“I…I really love bananas, too,” I said, “but—”
“No ‘buts.’ She would be so happy to know you were wearing this in the kitchen.” The chef smiled, and wiped a tear from his eye. “Thank you for giving my kitchen a little joy after all this misery.”
My eyes were getting watery as well, so I took the apron, gave the chef a respectful bow, then gathered my things and headed out the door. The rain had stopped, so I didn’t need my umbrella, but there was still a mist in the air. The bustling streets were quiet as I made my way back home.
It takes about ten minutes to get from the train station to my apartment house on a good day, but right now my feet were dragging because I felt completely exhausted—more emotionally than physically. I turned the corner onto the block where my apartment house was and felt something narrow and furry brush against my leg.
I looked down to see Ebifry, the orange and white cat that wandered the neighborhood and had a little “house” in the back of the building. I didn’t know how old he was, but I knew he had been abandoned by his previous owners and left to fend for himself. His head had orange tabby spots, while most of the rest of his body was pure white—except for his tail, which had dramatic orange tabby stripes that made it look like a cooked shrimp.
“Did you say ‘welcome home,’ Ebifry-kun?” I asked, as I reached down to stroke his head. Ebifry’s eyes narrowed and he began to let out a faint purr. I continued walking, and Ebifry fell into step behind me.

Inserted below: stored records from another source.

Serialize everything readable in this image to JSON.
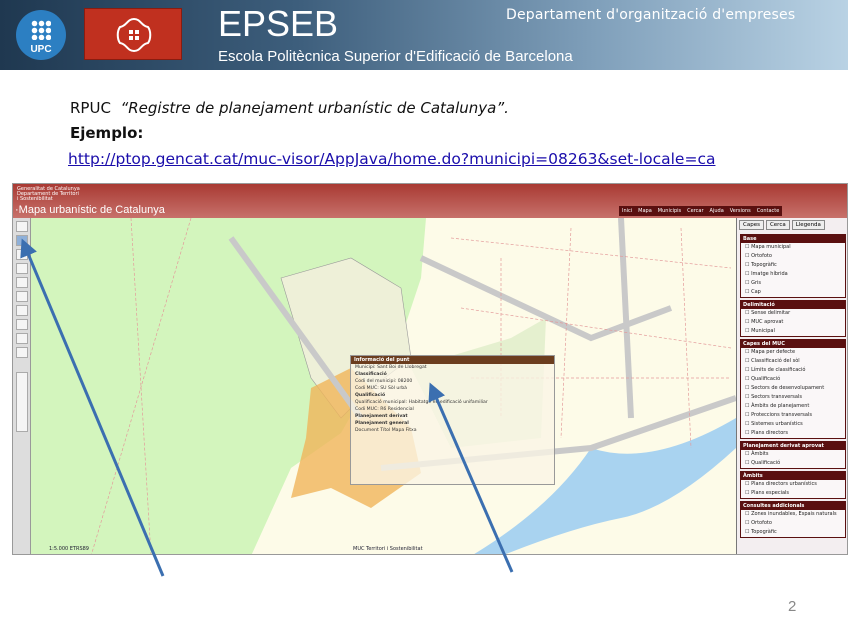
{
  "header": {
    "logo_upc": "UPC",
    "title": "EPSEB",
    "subtitle": "Escola Politècnica Superior d'Edificació de Barcelona",
    "department": "Departament d'organització d'empreses"
  },
  "body": {
    "line1_prefix": "RPUC",
    "line1_title": "“Registre de planejament urbanístic de Catalunya”.",
    "line2": "Ejemplo:",
    "link": "http://ptop.gencat.cat/muc-visor/AppJava/home.do?municipi=08263&set-locale=ca"
  },
  "screenshot": {
    "generalitat": [
      "Generalitat de Catalunya",
      "Departament de Territori",
      "i Sostenibilitat"
    ],
    "app_title": "·Mapa urbanístic de Catalunya",
    "menu": [
      "Inici",
      "Mapa",
      "Municipis",
      "Cercar",
      "Ajuda",
      "Versions",
      "Contacte"
    ],
    "tabs": [
      "Capes",
      "Cerca",
      "Llegenda"
    ],
    "sections": [
      {
        "title": "Base",
        "items": [
          "Mapa municipal",
          "Ortofoto",
          "Topogràfic",
          "Imatge híbrida",
          "Gris",
          "Cap"
        ]
      },
      {
        "title": "Delimitació",
        "items": [
          "Sense delimitar",
          "MUC aprovat",
          "Municipal"
        ]
      },
      {
        "title": "Capes del MUC",
        "items": [
          "Mapa per defecte",
          "Classificació del sòl",
          "Límits de classificació",
          "Qualificació",
          "Sectors de desenvolupament",
          "Sectors transversals",
          "Àmbits de planejament",
          "Proteccions transversals",
          "Sistemes urbanístics",
          "Plans directors"
        ]
      },
      {
        "title": "Planejament derivat aprovat",
        "items": [
          "Àmbits",
          "Qualificació"
        ]
      },
      {
        "title": "Àmbits",
        "items": [
          "Plans directors urbanístics",
          "Plans especials"
        ]
      },
      {
        "title": "Consultes addicionals",
        "items": [
          "Zones inundables, Espais naturals",
          "Ortofoto",
          "Topogràfic"
        ]
      }
    ],
    "popup": {
      "title": "Informació del punt",
      "rows": [
        "Municipi: Sant Boi de Llobregat",
        "Classificació",
        "Codi del municipi: 08200",
        "Codi MUC: SU  Sòl urbà",
        "Qualificació",
        "Qualificació municipal: Habitatge en edificació unifamiliar",
        "Codi MUC: R6  Residencial",
        "Planejament derivat",
        "Planejament general",
        "Document  Títol  Mapa  Fitxa"
      ]
    },
    "scale_text": "1:5.000  ETRS89",
    "credits": "MUC Territori i Sostenibilitat"
  },
  "page_number": "2",
  "colors": {
    "arrow": "#3b6fb0",
    "banner": "#a93a33",
    "panel_header": "#5a1010"
  }
}
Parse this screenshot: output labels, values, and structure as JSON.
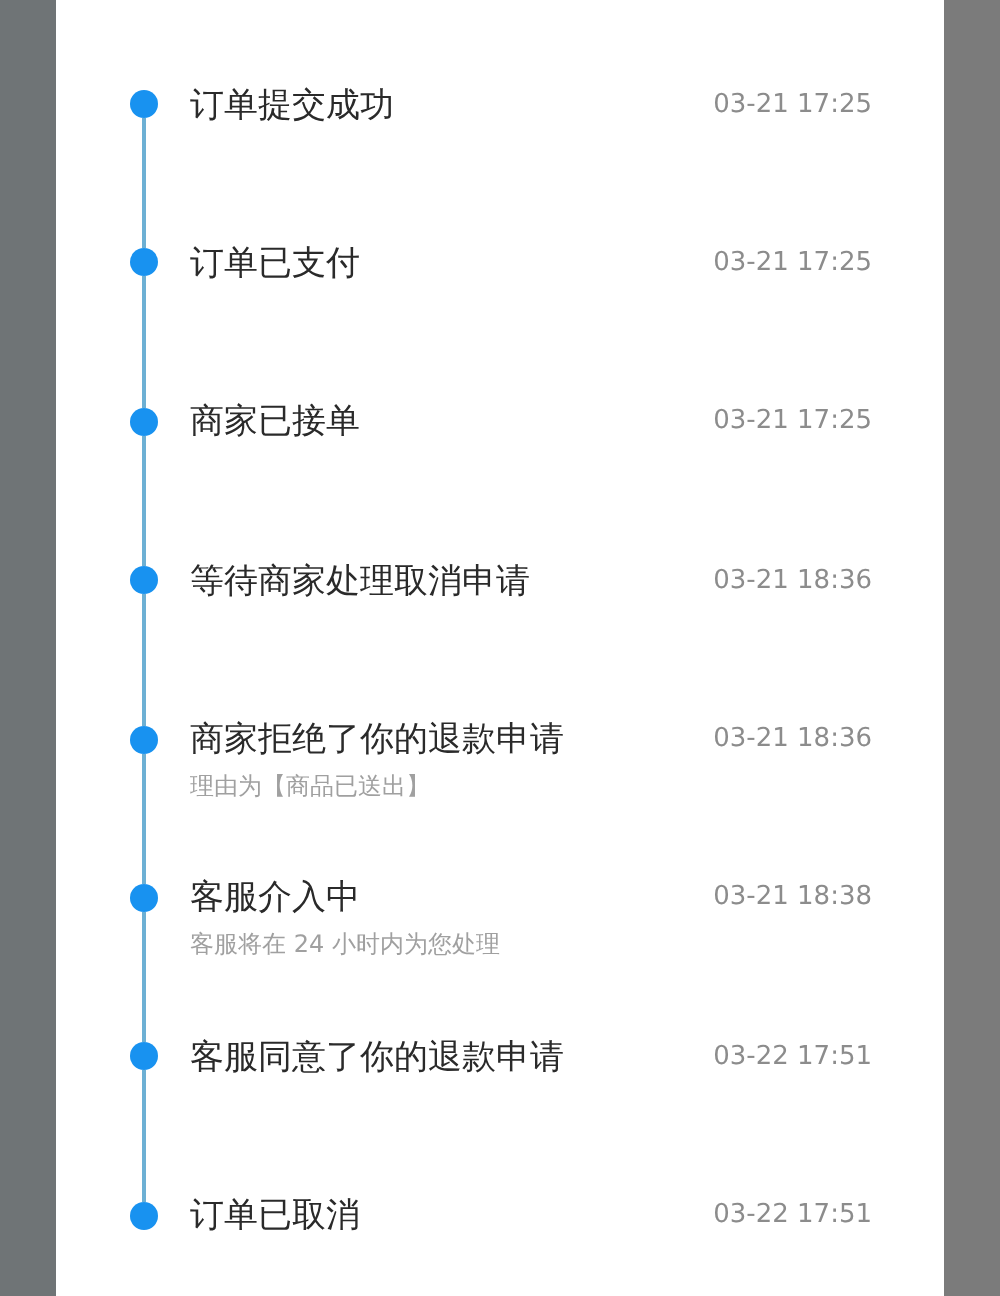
{
  "timeline": [
    {
      "title": "订单提交成功",
      "time": "03-21 17:25"
    },
    {
      "title": "订单已支付",
      "time": "03-21 17:25"
    },
    {
      "title": "商家已接单",
      "time": "03-21 17:25"
    },
    {
      "title": "等待商家处理取消申请",
      "time": "03-21 18:36"
    },
    {
      "title": "商家拒绝了你的退款申请",
      "time": "03-21 18:36",
      "note": "理由为【商品已送出】"
    },
    {
      "title": "客服介入中",
      "time": "03-21 18:38",
      "note": "客服将在 24 小时内为您处理"
    },
    {
      "title": "客服同意了你的退款申请",
      "time": "03-22 17:51"
    },
    {
      "title": "订单已取消",
      "time": "03-22 17:51"
    }
  ]
}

I smelled a burning cigarette and looked up to see the familiar face of my landlady leaning out of her kitchen window, smoking a Mild Seven with a glass ashtray at her side. “You’re home late,” she said. Mako Saibara was my landlady and the daughter of the building owners, and she took care of everything in the four unit building—squeaky doors, clogged toilets, pest infestations. Often she’d ask me to help her out on a task, with the return being use of her kitchen—which was massive compared to mine.
“Hey, Mako-san,” I said. “I kinda got into a cooking battle.”

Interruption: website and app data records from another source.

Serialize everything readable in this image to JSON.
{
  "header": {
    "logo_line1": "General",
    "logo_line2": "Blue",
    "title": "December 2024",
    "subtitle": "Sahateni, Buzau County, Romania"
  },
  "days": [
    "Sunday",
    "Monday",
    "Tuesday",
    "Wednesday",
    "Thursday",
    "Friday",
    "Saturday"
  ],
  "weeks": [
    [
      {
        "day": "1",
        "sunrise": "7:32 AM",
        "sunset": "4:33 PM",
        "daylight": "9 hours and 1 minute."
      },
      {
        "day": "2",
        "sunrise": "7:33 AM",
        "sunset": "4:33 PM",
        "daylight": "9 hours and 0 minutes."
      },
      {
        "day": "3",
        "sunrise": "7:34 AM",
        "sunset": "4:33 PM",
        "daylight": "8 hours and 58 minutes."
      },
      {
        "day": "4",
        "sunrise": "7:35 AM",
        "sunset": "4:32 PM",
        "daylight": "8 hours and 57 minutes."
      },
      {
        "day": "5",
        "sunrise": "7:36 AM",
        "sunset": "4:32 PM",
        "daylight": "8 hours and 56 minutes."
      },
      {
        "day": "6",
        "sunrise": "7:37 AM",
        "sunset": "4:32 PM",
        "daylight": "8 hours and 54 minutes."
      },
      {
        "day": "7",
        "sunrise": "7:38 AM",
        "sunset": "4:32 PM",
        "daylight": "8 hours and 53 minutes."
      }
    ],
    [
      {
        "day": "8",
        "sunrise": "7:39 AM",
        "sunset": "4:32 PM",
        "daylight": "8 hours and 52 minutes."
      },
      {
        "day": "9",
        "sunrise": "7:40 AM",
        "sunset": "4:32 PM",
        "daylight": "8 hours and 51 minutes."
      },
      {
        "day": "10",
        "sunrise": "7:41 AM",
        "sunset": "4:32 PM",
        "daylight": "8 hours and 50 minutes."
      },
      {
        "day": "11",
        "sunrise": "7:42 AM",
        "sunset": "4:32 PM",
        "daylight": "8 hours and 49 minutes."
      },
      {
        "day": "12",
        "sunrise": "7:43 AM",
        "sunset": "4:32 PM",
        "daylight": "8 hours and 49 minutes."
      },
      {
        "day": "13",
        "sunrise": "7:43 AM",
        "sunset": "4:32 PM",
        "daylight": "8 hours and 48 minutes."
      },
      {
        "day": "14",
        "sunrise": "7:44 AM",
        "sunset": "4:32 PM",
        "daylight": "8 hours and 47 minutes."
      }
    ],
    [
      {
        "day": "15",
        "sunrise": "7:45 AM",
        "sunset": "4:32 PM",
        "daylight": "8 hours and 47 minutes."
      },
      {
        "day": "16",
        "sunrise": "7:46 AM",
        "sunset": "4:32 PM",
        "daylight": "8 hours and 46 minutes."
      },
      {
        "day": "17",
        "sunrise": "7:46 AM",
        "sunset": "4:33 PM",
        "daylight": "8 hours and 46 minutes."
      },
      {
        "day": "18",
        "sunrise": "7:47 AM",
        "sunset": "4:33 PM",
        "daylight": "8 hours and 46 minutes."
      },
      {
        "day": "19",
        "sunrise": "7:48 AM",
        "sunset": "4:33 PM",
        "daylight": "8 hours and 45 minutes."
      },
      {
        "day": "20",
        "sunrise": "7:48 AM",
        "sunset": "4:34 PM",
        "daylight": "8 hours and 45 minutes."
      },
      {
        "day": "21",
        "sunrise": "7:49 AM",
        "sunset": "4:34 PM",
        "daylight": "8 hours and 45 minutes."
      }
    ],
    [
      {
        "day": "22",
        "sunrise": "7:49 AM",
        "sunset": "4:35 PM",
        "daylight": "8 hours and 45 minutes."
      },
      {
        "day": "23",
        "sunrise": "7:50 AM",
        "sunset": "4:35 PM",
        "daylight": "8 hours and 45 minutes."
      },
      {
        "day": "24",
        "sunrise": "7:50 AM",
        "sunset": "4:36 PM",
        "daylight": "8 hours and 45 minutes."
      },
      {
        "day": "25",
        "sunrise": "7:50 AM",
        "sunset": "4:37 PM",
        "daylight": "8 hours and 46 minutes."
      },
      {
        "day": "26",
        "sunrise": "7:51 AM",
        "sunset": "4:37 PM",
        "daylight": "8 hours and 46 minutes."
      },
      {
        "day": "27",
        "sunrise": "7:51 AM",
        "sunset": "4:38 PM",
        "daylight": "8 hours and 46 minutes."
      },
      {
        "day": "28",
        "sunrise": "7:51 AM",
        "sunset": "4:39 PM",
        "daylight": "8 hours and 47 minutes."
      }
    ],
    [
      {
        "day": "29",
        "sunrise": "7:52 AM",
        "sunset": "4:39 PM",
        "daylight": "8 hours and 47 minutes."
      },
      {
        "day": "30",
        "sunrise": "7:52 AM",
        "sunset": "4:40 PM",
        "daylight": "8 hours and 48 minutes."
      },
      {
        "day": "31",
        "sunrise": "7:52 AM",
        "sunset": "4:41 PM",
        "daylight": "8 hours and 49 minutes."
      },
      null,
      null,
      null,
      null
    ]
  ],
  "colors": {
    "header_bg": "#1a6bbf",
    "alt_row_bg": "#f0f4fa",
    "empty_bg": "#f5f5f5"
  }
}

“Well, your victory’s all over Tweeter, that’s for sure,” Mako said, blowing a plume of smoke from her mouth. (I don’t like smoking; you lose your sense of taste and smell.) “Hey, Ebifry-kun, go to your house. You’re not smuggling yourself into Vanilla’s place tonight. Shoo!” She waved her hand in his direction, and Ebifry merely twitched his tail and walked off.

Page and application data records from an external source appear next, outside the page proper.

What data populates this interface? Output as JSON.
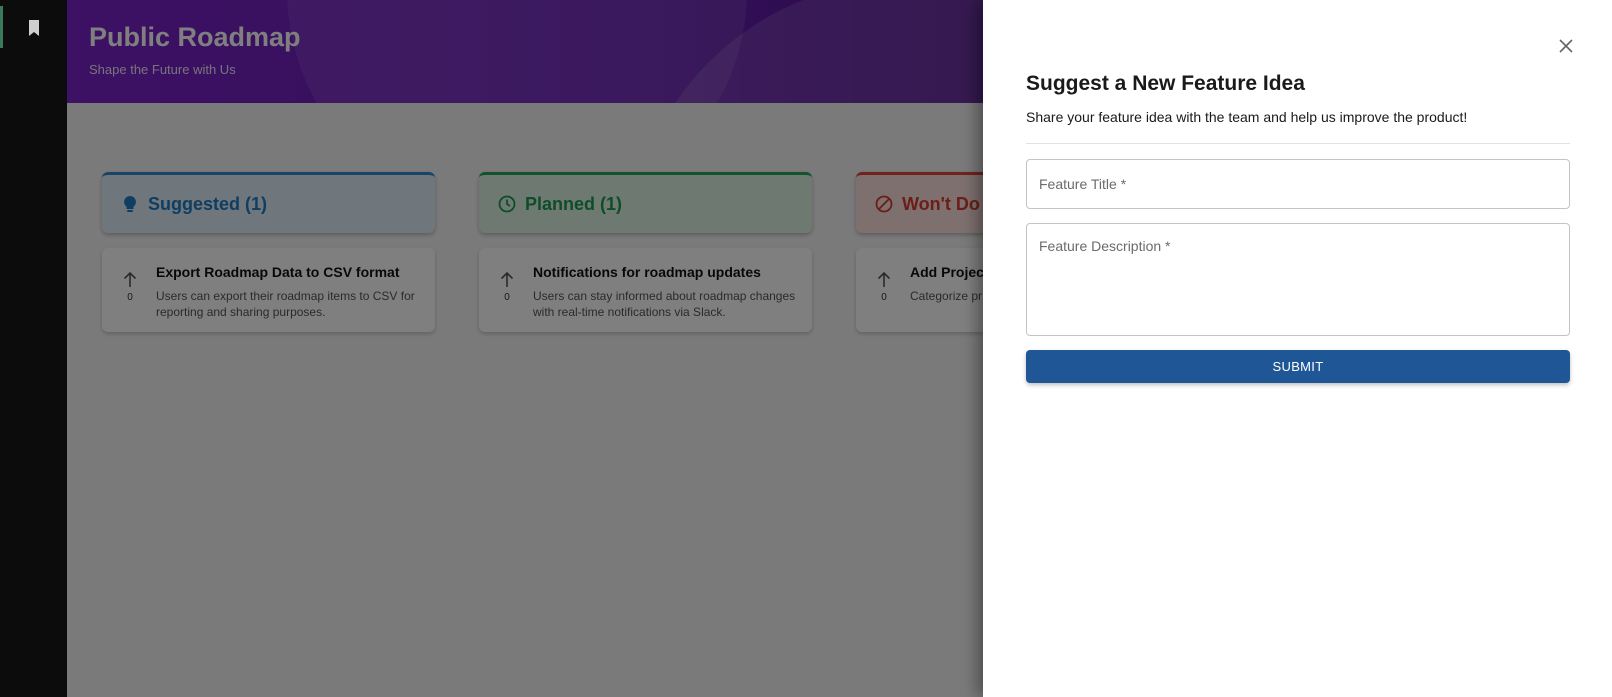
{
  "rail": {
    "icon": "bookmark-icon"
  },
  "hero": {
    "title": "Public Roadmap",
    "subtitle": "Shape the Future with Us"
  },
  "columns": [
    {
      "label": "Suggested (1)",
      "icon": "lightbulb-icon",
      "color": "#1f7cc4",
      "cards": [
        {
          "title": "Export Roadmap Data to CSV format",
          "desc": "Users can export their roadmap items to CSV for reporting and sharing purposes.",
          "votes": "0"
        }
      ]
    },
    {
      "label": "Planned (1)",
      "icon": "clock-icon",
      "color": "#1e9b52",
      "cards": [
        {
          "title": "Notifications for roadmap updates",
          "desc": "Users can stay informed about roadmap changes with real-time notifications via Slack.",
          "votes": "0"
        }
      ]
    },
    {
      "label": "Won't Do (",
      "icon": "ban-icon",
      "color": "#d83b30",
      "cards": [
        {
          "title": "Add Projec",
          "desc": "Categorize pr quickly filter r",
          "votes": "0"
        }
      ]
    }
  ],
  "drawer": {
    "title": "Suggest a New Feature Idea",
    "subtitle": "Share your feature idea with the team and help us improve the product!",
    "title_placeholder": "Feature Title *",
    "desc_placeholder": "Feature Description *",
    "submit_label": "SUBMIT",
    "close_icon": "close-icon",
    "accent": "#1f5696"
  }
}
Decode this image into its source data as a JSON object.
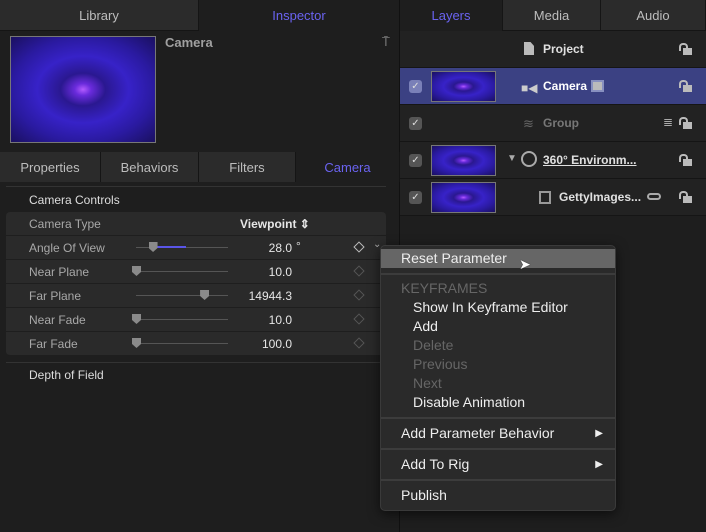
{
  "left_tabs": [
    "Library",
    "Inspector"
  ],
  "right_tabs": [
    "Layers",
    "Media",
    "Audio"
  ],
  "inspector": {
    "title": "Camera",
    "subtabs": [
      "Properties",
      "Behaviors",
      "Filters",
      "Camera"
    ],
    "section": "Camera Controls",
    "camera_type": {
      "label": "Camera Type",
      "value": "Viewpoint"
    },
    "params": [
      {
        "label": "Angle Of View",
        "value": "28.0",
        "unit": "°",
        "slider": 0.18
      },
      {
        "label": "Near Plane",
        "value": "10.0",
        "unit": "",
        "slider": 0.0
      },
      {
        "label": "Far Plane",
        "value": "14944.3",
        "unit": "",
        "slider": 0.74
      },
      {
        "label": "Near Fade",
        "value": "10.0",
        "unit": "",
        "slider": 0.0
      },
      {
        "label": "Far Fade",
        "value": "100.0",
        "unit": "",
        "slider": 0.0
      }
    ],
    "depth_of_field": "Depth of Field"
  },
  "layers": [
    {
      "name": "Project"
    },
    {
      "name": "Camera",
      "selected": true
    },
    {
      "name": "Group"
    },
    {
      "name": "360° Environm..."
    },
    {
      "name": "GettyImages..."
    }
  ],
  "menu": {
    "reset": "Reset Parameter",
    "keyframes_header": "KEYFRAMES",
    "keyframe_items": [
      "Show In Keyframe Editor",
      "Add",
      "Delete",
      "Previous",
      "Next",
      "Disable Animation"
    ],
    "add_behavior": "Add Parameter Behavior",
    "add_rig": "Add To Rig",
    "publish": "Publish"
  },
  "colors": {
    "accent": "#6a63f0",
    "selected_row": "#3b4183"
  }
}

“See you tomorrow, then,” I said, as I unlocked the gate. Mako nodded to me as she stubbed out her cigarette and slid her window closed.
Home again, at last. I live in a fairly small apartment (what real estate agents call a 1R in the official lingo); it’s the only space I could afford on my school stipend and the money I make working at the supermarket. My kitchen—if you could call it that—contains a two burner stove that was probably older than I was, a mini fridge, and one of my most favorite purchases: a combination microwave/convection oven that let me bake as well as reheat. A narrow passage linked it to the main room where I ate, watched TV, used my computer and slept, and a door to the combination toilet and bathroom was off to the side of the kitchen. I also had a balcony, which was where Ebifry liked to hang out on warm days. (He also liked to try and come in during heavy rainstorms.)
I stuck my umbrella in a corner, took off my school coat, and shed my clothing as I snaked through the kitchen. The siren call of my futon was calling me, and almost as soon as I shed my school uniform in favor of a sleep T-shirt, my head hit the pillow and I was falling asleep.
This is my daily life and my daily world. I’m Vanilla Sakamoto, the daughter of a chef, and I’m on a mission to become the best gourmet battler in the world. I don’t have God’s tongue or the hands of the sun—I just have pure skill. I’m honed like a knife made from folded steel and my mind is just as sharp.
I didn’t know it at the time, but this day was the day that my life began to change forever.